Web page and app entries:
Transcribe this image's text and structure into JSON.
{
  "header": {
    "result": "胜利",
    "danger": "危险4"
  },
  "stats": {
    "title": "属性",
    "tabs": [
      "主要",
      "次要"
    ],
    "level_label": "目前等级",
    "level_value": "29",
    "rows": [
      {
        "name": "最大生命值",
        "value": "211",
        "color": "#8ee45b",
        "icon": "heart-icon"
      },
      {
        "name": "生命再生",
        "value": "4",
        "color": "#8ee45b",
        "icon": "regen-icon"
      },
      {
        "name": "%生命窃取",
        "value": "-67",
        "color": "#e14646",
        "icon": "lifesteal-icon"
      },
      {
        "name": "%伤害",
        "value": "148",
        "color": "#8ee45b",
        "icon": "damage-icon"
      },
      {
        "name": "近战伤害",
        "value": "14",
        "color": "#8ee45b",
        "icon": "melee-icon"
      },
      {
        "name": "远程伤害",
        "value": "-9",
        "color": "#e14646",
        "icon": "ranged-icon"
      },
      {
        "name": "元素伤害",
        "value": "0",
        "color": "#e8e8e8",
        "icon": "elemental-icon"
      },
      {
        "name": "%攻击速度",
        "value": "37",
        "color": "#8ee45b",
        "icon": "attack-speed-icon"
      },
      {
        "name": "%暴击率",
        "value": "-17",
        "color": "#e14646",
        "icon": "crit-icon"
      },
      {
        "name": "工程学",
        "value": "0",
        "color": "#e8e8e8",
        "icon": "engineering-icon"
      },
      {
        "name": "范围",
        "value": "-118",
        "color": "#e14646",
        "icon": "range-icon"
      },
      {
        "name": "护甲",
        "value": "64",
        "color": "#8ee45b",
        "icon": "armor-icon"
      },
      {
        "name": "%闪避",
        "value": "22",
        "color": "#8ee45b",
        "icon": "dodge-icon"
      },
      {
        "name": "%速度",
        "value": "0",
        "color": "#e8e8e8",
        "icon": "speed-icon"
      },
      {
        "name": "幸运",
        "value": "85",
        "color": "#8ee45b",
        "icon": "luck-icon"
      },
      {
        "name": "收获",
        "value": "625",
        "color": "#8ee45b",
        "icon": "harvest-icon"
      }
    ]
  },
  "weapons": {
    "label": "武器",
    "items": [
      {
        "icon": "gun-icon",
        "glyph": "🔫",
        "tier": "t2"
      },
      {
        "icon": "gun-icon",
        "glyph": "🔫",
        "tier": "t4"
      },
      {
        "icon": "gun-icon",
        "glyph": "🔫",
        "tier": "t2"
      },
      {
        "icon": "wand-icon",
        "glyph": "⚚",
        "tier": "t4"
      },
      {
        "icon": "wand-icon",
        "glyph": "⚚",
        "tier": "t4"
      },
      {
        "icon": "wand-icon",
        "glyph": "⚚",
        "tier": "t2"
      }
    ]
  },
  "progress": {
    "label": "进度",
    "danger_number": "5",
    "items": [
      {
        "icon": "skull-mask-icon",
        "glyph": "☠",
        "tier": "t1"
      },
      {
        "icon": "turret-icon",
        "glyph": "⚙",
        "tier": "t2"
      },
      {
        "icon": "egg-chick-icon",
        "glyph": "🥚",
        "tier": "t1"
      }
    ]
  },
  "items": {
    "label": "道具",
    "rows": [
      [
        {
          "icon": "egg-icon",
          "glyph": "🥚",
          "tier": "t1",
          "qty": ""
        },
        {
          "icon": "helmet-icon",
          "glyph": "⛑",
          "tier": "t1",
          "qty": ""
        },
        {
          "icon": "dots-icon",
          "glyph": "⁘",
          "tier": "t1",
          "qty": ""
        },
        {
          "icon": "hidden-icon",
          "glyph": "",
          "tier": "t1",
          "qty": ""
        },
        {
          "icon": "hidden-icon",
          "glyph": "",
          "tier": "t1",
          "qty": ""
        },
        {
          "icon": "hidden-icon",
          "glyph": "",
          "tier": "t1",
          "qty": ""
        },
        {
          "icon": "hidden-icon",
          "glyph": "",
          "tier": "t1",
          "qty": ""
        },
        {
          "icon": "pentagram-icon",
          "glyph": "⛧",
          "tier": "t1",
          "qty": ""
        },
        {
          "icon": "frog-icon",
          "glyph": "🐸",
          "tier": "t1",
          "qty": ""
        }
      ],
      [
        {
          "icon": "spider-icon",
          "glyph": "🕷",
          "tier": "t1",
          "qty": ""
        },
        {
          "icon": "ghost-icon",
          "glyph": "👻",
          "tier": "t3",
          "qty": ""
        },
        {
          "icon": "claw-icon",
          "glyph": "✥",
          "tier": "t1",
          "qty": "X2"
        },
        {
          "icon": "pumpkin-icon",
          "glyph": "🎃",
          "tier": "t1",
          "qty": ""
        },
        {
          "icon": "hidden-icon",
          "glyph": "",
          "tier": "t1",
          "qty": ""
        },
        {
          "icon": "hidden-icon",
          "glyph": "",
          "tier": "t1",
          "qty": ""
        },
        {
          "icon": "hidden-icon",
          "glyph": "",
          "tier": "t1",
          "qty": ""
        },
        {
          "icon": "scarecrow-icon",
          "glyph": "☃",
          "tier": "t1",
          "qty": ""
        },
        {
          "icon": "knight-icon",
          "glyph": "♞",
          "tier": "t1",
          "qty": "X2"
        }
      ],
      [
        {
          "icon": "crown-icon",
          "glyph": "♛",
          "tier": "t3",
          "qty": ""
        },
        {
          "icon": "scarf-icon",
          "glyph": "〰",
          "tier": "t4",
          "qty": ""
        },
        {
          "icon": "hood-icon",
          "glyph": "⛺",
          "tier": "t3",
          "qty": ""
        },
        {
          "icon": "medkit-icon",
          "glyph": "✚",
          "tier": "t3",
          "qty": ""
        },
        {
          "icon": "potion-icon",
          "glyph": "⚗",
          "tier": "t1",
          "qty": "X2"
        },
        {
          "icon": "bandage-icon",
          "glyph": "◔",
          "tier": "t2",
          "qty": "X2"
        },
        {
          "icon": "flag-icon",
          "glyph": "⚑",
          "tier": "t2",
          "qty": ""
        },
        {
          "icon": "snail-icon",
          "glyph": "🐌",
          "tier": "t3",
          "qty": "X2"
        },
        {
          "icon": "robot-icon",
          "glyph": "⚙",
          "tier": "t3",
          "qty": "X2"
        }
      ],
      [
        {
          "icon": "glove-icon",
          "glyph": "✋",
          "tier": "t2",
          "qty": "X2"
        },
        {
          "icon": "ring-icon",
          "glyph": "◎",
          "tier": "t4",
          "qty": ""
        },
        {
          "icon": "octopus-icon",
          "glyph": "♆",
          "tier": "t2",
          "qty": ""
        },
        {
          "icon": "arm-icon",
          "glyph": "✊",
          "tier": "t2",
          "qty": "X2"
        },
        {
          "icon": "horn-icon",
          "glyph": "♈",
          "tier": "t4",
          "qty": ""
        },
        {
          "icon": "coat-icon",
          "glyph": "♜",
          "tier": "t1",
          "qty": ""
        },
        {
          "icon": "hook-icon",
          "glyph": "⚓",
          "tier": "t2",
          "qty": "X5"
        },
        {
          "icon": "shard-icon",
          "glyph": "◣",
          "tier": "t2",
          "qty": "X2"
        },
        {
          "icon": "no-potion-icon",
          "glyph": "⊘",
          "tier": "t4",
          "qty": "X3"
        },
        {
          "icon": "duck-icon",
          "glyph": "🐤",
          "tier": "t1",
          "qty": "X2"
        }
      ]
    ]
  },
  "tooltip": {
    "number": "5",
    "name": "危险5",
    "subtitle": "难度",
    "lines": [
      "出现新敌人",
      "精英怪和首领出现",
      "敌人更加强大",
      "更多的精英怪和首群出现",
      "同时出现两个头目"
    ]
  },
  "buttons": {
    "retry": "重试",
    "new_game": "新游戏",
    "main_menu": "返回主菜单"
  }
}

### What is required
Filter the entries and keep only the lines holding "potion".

### Output of the exercise
          "icon": "potion-icon",
          "icon": "no-potion-icon",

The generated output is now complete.